**Problem to work on**
Set down the data below in full and exactly, minus the pictures.

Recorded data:
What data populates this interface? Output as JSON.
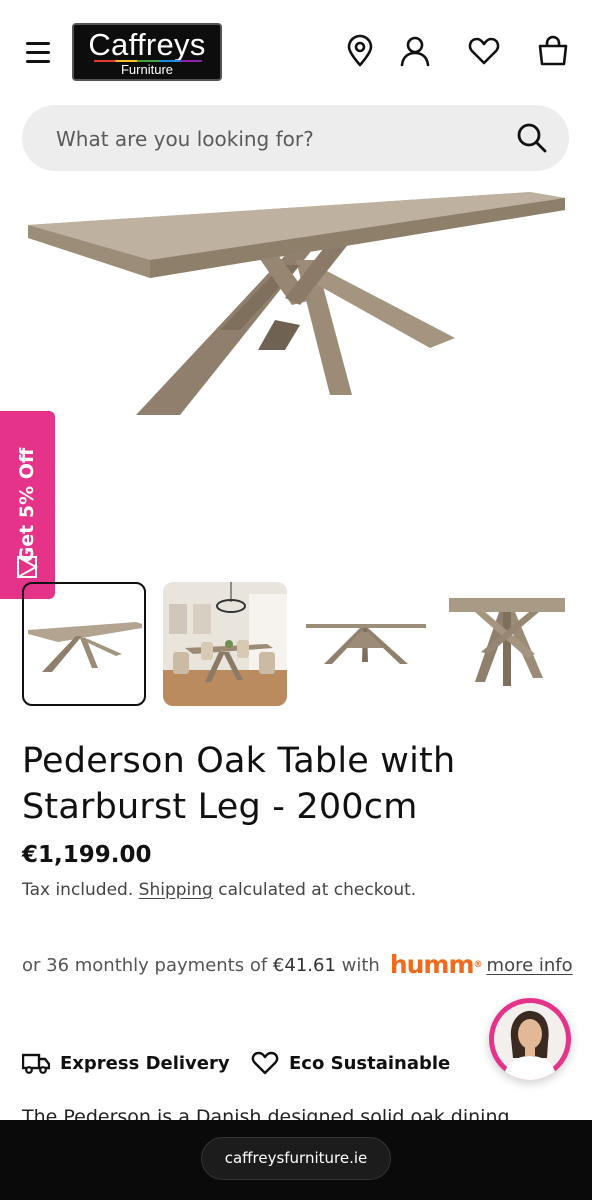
{
  "header": {
    "logo_main": "Caffreys",
    "logo_sub": "Furniture",
    "icons": [
      "menu-icon",
      "location-pin-icon",
      "account-icon",
      "wishlist-heart-icon",
      "cart-bag-icon"
    ]
  },
  "search": {
    "placeholder": "What are you looking for?",
    "value": ""
  },
  "promo_tab": {
    "label": "Get 5% Off",
    "color": "#e6338a"
  },
  "gallery": {
    "thumbnail_count": 4,
    "selected_index": 0
  },
  "product": {
    "title": "Pederson Oak Table with Starburst Leg - 200cm",
    "price": "€1,199.00",
    "tax_prefix": "Tax included. ",
    "shipping_link": "Shipping",
    "tax_suffix": " calculated at checkout.",
    "finance_prefix": "or 36 monthly payments of ",
    "finance_amount": "€41.61",
    "finance_with": " with",
    "finance_brand": "humm",
    "finance_link": "more info",
    "features": [
      "Express Delivery",
      "Eco Sustainable"
    ],
    "description_start": "The Pederson is a Danish designed solid oak dining"
  },
  "browser": {
    "url": "caffreysfurniture.ie"
  },
  "colors": {
    "accent_pink": "#e6338a",
    "humm_orange": "#f26a1b",
    "wood": "#a0907c"
  }
}
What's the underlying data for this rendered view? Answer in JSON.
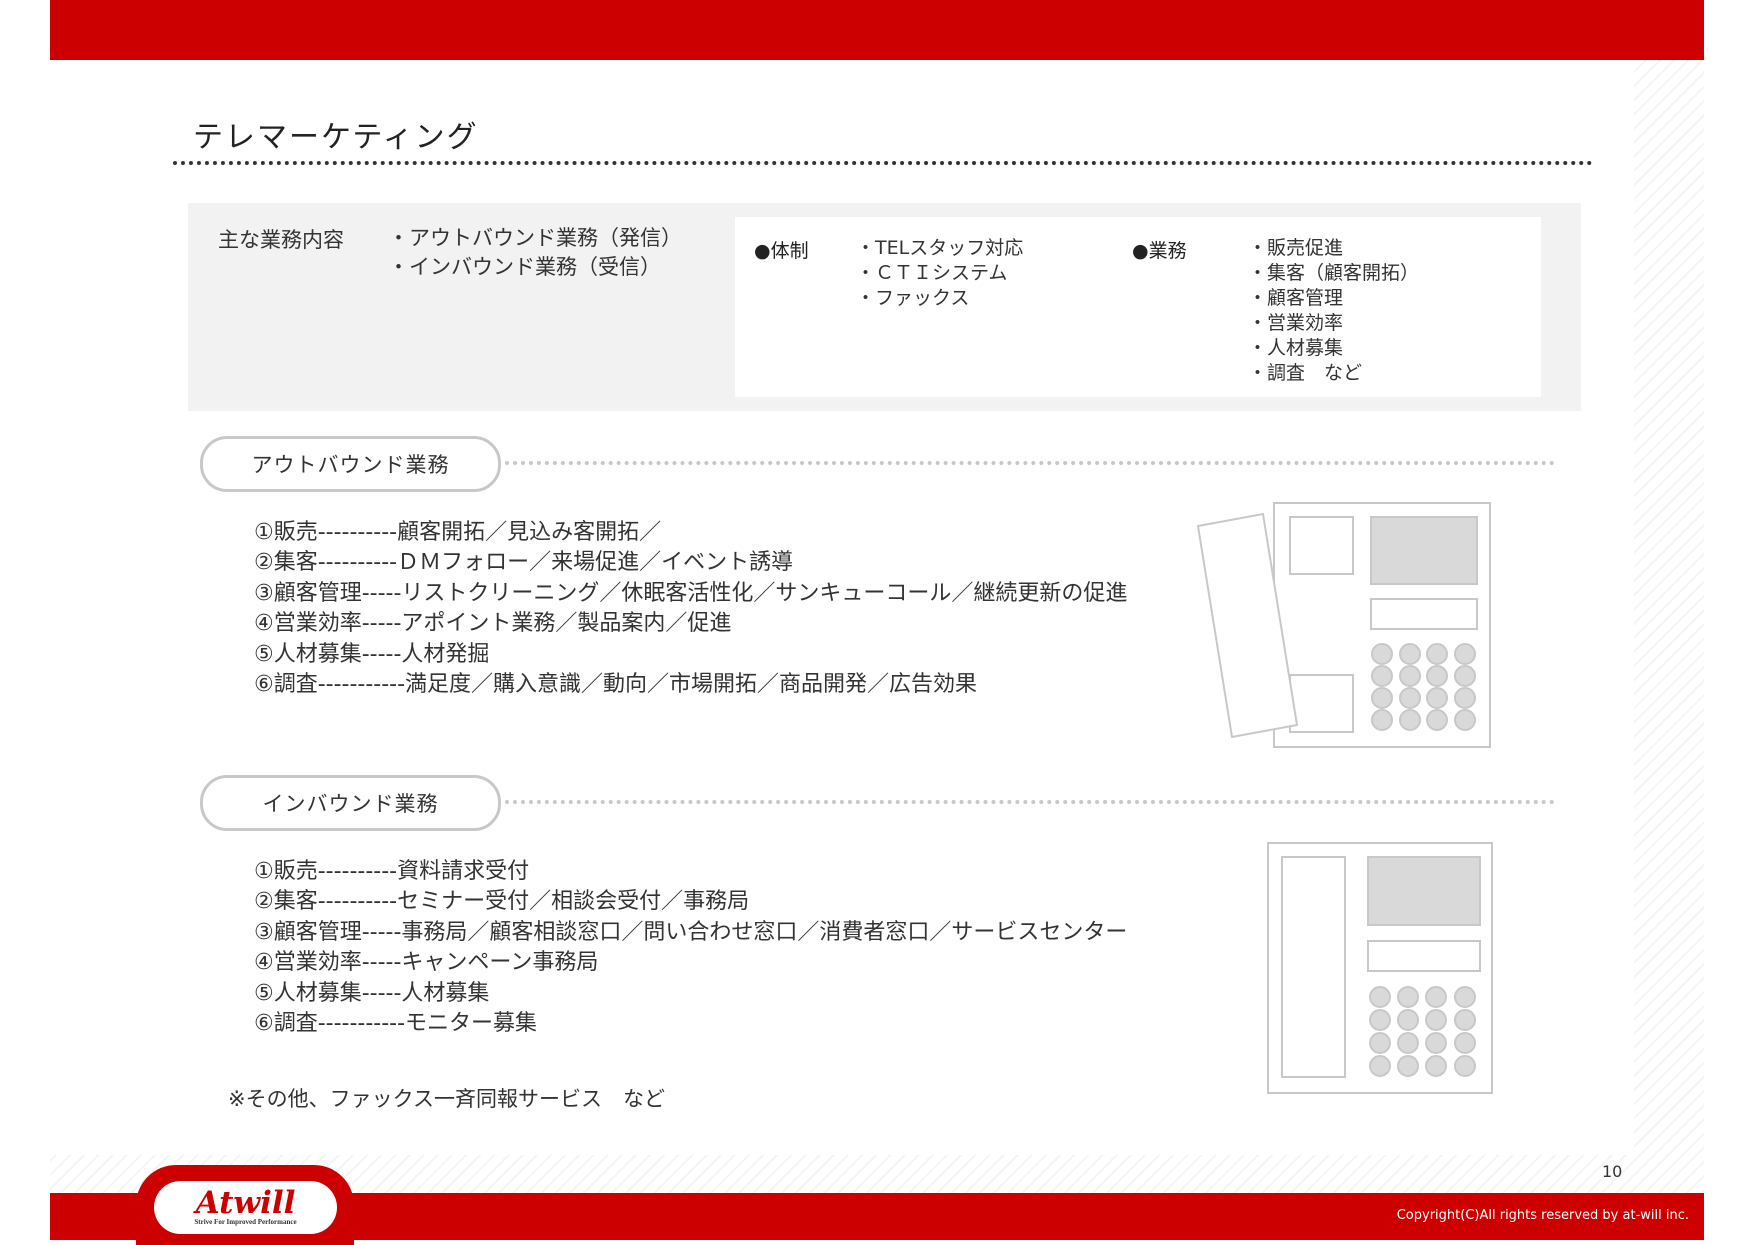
{
  "title": "テレマーケティング",
  "summary": {
    "label": "主な業務内容",
    "items": [
      "・アウトバウンド業務（発信）",
      "・インバウンド業務（受信）"
    ],
    "system_heading": "●体制",
    "system_items": [
      "・TELスタッフ対応",
      "・ＣＴＩシステム",
      "・ファックス"
    ],
    "business_heading": "●業務",
    "business_items": [
      "・販売促進",
      "・集客（顧客開拓）",
      "・顧客管理",
      "・営業効率",
      "・人材募集",
      "・調査　など"
    ]
  },
  "outbound": {
    "heading": "アウトバウンド業務",
    "items": [
      "①販売----------顧客開拓／見込み客開拓／",
      "②集客----------ＤＭフォロー／来場促進／イベント誘導",
      "③顧客管理-----リストクリーニング／休眠客活性化／サンキューコール／継続更新の促進",
      "④営業効率-----アポイント業務／製品案内／促進",
      "⑤人材募集-----人材発掘",
      "⑥調査-----------満足度／購入意識／動向／市場開拓／商品開発／広告効果"
    ]
  },
  "inbound": {
    "heading": "インバウンド業務",
    "items": [
      "①販売----------資料請求受付",
      "②集客----------セミナー受付／相談会受付／事務局",
      "③顧客管理-----事務局／顧客相談窓口／問い合わせ窓口／消費者窓口／サービスセンター",
      "④営業効率-----キャンペーン事務局",
      "⑤人材募集-----人材募集",
      "⑥調査-----------モニター募集"
    ]
  },
  "note": "※その他、ファックス一斉同報サービス　など",
  "page_number": "10",
  "copyright": "Copyright(C)All rights reserved by at-will inc.",
  "logo": {
    "text": "Atwill",
    "tagline": "Strive For Improved Performance"
  },
  "colors": {
    "brand_red": "#cc0000",
    "summary_bg": "#f2f2f2",
    "phone_screen": "#d9d9d9",
    "outline_gray": "#c8c8c8"
  },
  "icons": [
    "handset-lifted-phone-icon",
    "phone-on-hook-icon"
  ]
}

**Final answer**
What data populates this interface? Output as JSON.
{
  "header": {
    "logo_main": "Caffreys",
    "logo_sub": "Furniture",
    "icons": [
      "menu-icon",
      "location-pin-icon",
      "account-icon",
      "wishlist-heart-icon",
      "cart-bag-icon"
    ]
  },
  "search": {
    "placeholder": "What are you looking for?",
    "value": ""
  },
  "promo_tab": {
    "label": "Get 5% Off",
    "color": "#e6338a"
  },
  "gallery": {
    "thumbnail_count": 4,
    "selected_index": 0
  },
  "product": {
    "title": "Pederson Oak Table with Starburst Leg - 200cm",
    "price": "€1,199.00",
    "tax_prefix": "Tax included. ",
    "shipping_link": "Shipping",
    "tax_suffix": " calculated at checkout.",
    "finance_prefix": "or 36 monthly payments of ",
    "finance_amount": "€41.61",
    "finance_with": " with",
    "finance_brand": "humm",
    "finance_link": "more info",
    "features": [
      "Express Delivery",
      "Eco Sustainable"
    ],
    "description_start": "The Pederson is a Danish designed solid oak dining"
  },
  "browser": {
    "url": "caffreysfurniture.ie"
  },
  "colors": {
    "accent_pink": "#e6338a",
    "humm_orange": "#f26a1b",
    "wood": "#a0907c"
  }
}
What's the underlying data for this rendered view? Answer in JSON.
{
  "title": "テレマーケティング",
  "summary": {
    "label": "主な業務内容",
    "items": [
      "・アウトバウンド業務（発信）",
      "・インバウンド業務（受信）"
    ],
    "system_heading": "●体制",
    "system_items": [
      "・TELスタッフ対応",
      "・ＣＴＩシステム",
      "・ファックス"
    ],
    "business_heading": "●業務",
    "business_items": [
      "・販売促進",
      "・集客（顧客開拓）",
      "・顧客管理",
      "・営業効率",
      "・人材募集",
      "・調査　など"
    ]
  },
  "outbound": {
    "heading": "アウトバウンド業務",
    "items": [
      "①販売----------顧客開拓／見込み客開拓／",
      "②集客----------ＤＭフォロー／来場促進／イベント誘導",
      "③顧客管理-----リストクリーニング／休眠客活性化／サンキューコール／継続更新の促進",
      "④営業効率-----アポイント業務／製品案内／促進",
      "⑤人材募集-----人材発掘",
      "⑥調査-----------満足度／購入意識／動向／市場開拓／商品開発／広告効果"
    ]
  },
  "inbound": {
    "heading": "インバウンド業務",
    "items": [
      "①販売----------資料請求受付",
      "②集客----------セミナー受付／相談会受付／事務局",
      "③顧客管理-----事務局／顧客相談窓口／問い合わせ窓口／消費者窓口／サービスセンター",
      "④営業効率-----キャンペーン事務局",
      "⑤人材募集-----人材募集",
      "⑥調査-----------モニター募集"
    ]
  },
  "note": "※その他、ファックス一斉同報サービス　など",
  "page_number": "10",
  "copyright": "Copyright(C)All rights reserved by at-will inc.",
  "logo": {
    "text": "Atwill",
    "tagline": "Strive For Improved Performance"
  },
  "colors": {
    "brand_red": "#cc0000",
    "summary_bg": "#f2f2f2",
    "phone_screen": "#d9d9d9",
    "outline_gray": "#c8c8c8"
  },
  "icons": [
    "handset-lifted-phone-icon",
    "phone-on-hook-icon"
  ]
}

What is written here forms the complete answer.